# WORK REQUIRED:
Where a line of the records contains the word "Total", show that line.

# DATA FOR THIS EXERCISE:
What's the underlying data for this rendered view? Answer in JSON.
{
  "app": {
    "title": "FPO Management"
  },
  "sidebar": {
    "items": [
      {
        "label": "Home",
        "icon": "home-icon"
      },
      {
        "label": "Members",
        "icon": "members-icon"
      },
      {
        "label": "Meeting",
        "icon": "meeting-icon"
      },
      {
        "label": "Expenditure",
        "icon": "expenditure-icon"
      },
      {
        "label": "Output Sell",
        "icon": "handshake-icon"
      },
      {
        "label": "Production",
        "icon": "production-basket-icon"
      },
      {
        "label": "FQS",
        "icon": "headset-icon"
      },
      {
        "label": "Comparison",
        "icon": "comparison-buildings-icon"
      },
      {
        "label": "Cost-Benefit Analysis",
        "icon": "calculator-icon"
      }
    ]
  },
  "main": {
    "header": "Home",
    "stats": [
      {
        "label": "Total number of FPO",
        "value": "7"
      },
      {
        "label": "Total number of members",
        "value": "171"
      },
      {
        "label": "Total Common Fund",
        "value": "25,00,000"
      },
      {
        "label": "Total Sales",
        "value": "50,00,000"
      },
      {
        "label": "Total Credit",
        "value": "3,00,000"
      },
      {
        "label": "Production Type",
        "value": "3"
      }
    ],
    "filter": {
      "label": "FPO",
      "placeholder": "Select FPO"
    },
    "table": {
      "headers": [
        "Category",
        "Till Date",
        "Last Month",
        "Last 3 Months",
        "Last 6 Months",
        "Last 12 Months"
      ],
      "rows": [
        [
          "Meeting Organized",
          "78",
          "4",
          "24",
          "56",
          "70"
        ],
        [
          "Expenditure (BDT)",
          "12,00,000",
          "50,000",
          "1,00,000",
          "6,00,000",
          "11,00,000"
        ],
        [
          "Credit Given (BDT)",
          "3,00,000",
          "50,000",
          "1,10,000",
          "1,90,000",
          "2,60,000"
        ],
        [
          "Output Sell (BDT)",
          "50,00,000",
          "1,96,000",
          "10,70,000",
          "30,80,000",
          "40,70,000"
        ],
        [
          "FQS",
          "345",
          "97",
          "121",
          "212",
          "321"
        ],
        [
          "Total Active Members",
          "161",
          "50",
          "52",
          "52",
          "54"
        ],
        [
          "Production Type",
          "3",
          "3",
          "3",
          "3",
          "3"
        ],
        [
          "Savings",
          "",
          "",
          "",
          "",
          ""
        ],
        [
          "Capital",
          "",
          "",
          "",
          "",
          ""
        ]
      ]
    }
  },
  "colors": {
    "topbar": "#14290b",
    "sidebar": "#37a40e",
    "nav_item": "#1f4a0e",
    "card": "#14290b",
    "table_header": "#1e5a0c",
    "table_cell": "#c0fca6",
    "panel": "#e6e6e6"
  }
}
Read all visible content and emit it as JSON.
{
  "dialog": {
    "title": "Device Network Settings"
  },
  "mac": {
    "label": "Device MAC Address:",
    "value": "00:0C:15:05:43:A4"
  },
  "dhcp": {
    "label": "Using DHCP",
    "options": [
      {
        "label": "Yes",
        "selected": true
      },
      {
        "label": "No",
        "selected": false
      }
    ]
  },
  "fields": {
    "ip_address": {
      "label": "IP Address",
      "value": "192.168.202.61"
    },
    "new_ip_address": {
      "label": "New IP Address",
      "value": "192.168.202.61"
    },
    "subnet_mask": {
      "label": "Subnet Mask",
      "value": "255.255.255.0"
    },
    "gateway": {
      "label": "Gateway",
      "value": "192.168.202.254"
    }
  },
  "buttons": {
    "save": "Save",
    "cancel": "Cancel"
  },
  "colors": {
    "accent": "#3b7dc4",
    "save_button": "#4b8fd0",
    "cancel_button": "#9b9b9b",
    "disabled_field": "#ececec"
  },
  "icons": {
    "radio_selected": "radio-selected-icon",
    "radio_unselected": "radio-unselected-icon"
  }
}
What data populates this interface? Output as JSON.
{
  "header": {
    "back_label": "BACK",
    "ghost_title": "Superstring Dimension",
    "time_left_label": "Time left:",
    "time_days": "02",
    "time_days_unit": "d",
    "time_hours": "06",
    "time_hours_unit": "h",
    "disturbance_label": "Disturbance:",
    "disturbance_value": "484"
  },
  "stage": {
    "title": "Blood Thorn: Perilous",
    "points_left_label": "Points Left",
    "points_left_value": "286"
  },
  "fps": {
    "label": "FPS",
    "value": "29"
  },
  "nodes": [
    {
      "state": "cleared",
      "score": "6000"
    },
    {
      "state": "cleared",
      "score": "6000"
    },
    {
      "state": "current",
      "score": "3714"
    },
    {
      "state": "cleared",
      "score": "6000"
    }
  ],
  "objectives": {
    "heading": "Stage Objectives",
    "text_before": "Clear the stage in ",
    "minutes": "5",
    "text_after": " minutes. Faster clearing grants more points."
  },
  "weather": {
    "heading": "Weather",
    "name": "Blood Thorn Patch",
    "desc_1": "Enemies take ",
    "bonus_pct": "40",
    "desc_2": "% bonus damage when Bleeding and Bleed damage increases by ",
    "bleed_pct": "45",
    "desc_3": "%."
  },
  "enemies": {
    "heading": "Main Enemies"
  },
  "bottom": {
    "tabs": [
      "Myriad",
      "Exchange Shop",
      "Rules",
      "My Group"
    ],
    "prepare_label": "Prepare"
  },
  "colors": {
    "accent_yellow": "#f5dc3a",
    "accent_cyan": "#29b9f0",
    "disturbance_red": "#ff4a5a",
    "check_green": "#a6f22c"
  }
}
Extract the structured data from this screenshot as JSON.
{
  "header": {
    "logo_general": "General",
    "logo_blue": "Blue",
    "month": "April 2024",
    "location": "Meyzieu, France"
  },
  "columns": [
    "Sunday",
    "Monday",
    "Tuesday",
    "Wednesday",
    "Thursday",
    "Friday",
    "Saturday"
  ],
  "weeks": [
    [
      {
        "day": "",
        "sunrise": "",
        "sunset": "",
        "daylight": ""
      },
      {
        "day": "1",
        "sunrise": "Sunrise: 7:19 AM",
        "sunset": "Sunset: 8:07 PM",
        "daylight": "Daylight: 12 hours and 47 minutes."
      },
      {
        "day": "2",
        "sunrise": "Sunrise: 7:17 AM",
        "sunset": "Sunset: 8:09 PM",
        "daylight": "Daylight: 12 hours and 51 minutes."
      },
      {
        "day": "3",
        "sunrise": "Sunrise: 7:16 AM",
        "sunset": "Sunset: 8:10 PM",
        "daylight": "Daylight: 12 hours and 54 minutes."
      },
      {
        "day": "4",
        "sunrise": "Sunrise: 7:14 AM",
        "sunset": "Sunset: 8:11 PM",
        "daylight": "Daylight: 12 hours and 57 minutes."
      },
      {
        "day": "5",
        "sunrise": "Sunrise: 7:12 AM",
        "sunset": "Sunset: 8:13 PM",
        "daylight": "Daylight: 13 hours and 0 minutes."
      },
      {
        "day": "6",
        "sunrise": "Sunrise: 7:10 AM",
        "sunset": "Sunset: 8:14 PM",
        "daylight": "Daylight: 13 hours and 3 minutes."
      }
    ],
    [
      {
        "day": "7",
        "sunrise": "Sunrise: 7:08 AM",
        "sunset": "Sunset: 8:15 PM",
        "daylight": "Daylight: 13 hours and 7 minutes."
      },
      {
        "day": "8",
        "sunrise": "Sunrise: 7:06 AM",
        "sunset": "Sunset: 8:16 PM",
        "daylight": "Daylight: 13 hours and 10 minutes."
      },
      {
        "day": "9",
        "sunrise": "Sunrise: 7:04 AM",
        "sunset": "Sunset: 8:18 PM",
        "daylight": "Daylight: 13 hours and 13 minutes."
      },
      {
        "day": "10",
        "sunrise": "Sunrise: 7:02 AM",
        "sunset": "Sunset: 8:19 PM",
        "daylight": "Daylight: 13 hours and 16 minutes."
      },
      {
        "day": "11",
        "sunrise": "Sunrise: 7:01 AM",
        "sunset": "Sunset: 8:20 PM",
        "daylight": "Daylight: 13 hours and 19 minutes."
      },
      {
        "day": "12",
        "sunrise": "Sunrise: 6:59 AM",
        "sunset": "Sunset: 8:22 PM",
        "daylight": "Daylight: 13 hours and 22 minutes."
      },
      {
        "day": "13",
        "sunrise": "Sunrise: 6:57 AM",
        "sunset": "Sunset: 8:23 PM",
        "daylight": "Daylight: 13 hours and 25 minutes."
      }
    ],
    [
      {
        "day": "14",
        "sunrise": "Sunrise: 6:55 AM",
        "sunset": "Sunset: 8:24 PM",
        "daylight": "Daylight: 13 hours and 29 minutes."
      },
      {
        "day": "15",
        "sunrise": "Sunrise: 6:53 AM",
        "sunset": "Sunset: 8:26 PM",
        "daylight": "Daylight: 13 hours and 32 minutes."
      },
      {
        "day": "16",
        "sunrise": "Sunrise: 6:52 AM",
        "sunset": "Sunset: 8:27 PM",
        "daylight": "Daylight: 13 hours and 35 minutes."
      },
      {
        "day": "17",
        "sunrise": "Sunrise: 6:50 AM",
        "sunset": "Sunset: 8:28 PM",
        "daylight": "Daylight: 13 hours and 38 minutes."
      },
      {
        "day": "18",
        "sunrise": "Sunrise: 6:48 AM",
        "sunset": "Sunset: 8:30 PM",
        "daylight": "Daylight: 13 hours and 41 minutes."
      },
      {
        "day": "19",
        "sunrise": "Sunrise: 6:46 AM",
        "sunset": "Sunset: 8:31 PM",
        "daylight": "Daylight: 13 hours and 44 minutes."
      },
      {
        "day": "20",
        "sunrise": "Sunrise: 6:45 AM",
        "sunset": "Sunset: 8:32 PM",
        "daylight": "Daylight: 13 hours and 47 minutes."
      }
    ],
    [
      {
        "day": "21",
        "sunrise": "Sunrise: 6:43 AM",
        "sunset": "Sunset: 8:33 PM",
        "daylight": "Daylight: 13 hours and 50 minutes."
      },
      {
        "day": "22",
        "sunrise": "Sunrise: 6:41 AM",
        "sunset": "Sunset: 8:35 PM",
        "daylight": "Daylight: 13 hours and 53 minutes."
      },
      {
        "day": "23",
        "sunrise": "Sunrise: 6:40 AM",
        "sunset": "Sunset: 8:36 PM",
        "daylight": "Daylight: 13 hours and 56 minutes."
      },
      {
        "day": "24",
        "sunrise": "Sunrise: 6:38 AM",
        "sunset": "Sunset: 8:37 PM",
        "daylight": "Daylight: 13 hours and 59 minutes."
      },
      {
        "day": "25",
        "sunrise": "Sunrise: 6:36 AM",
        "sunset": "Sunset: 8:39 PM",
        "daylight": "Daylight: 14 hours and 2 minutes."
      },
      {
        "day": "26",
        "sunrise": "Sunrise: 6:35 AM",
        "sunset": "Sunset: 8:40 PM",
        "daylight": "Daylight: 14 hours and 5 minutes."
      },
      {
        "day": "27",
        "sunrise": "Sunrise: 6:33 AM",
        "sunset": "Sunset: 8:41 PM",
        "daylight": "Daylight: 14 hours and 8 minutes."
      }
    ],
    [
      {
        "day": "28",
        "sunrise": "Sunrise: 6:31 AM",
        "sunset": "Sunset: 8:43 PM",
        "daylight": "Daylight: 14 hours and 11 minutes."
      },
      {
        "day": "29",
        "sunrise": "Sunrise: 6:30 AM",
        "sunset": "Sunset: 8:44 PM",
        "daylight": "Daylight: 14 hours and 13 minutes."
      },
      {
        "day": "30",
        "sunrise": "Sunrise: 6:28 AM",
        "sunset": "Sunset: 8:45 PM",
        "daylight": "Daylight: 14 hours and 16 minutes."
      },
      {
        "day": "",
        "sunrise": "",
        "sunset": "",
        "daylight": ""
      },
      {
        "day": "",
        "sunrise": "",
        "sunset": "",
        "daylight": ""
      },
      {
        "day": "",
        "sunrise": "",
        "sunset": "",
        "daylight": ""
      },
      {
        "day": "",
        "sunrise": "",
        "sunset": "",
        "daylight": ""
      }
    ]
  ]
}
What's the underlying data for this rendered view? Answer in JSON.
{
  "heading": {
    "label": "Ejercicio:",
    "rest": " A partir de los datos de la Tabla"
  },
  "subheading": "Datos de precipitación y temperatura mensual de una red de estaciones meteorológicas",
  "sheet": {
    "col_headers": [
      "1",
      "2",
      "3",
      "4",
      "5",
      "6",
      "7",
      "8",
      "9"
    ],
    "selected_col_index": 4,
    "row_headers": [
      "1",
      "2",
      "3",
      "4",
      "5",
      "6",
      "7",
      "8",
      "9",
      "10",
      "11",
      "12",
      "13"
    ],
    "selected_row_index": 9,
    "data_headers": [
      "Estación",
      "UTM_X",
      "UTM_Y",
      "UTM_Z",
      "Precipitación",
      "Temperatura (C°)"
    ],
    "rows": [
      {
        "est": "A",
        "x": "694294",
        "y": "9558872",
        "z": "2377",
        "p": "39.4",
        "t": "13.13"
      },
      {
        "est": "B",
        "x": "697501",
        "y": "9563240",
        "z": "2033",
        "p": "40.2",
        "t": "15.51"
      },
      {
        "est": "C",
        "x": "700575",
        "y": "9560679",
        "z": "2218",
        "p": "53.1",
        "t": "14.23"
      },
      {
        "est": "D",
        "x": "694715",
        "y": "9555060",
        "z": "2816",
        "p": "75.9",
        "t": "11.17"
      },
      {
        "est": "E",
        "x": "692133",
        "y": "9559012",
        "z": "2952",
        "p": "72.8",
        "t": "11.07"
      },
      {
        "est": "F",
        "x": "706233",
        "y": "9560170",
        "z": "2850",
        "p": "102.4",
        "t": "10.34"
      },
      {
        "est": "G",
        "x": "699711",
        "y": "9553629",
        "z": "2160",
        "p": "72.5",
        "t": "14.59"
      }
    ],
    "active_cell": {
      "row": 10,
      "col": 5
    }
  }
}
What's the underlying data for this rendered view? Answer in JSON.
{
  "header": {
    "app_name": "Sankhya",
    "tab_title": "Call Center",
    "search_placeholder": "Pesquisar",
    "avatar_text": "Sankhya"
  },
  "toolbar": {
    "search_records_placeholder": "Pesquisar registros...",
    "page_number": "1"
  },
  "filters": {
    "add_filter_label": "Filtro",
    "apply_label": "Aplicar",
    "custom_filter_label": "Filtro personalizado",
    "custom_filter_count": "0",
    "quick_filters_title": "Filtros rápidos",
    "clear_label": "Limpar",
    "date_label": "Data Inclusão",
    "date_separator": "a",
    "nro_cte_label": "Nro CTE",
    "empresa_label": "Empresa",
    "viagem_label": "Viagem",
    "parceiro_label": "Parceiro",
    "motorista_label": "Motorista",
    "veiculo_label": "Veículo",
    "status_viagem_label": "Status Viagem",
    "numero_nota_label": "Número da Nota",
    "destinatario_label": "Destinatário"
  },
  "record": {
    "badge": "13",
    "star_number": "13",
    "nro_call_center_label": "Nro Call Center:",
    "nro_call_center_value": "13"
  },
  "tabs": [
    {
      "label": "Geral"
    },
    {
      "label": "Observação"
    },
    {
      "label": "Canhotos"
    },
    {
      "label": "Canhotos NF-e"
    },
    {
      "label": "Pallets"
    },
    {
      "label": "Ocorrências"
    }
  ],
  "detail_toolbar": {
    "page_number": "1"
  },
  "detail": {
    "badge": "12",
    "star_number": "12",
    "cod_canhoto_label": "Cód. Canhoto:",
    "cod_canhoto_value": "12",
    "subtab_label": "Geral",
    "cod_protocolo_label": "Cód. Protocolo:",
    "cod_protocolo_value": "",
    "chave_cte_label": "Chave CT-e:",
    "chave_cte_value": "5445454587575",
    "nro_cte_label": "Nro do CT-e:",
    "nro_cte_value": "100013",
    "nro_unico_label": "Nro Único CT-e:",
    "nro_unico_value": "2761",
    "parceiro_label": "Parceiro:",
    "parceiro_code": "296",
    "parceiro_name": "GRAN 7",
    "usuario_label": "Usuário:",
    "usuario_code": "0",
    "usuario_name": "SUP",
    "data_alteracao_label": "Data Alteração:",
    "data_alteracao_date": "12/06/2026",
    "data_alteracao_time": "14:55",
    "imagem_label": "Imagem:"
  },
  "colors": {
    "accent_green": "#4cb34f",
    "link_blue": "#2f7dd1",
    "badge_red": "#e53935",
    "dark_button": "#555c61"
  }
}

# ANSWER FOR THIS EXERCISE:
        "label": "Total number of FPO",
        "label": "Total number of members",
        "label": "Total Common Fund",
        "label": "Total Sales",
        "label": "Total Credit",
          "Total Active Members",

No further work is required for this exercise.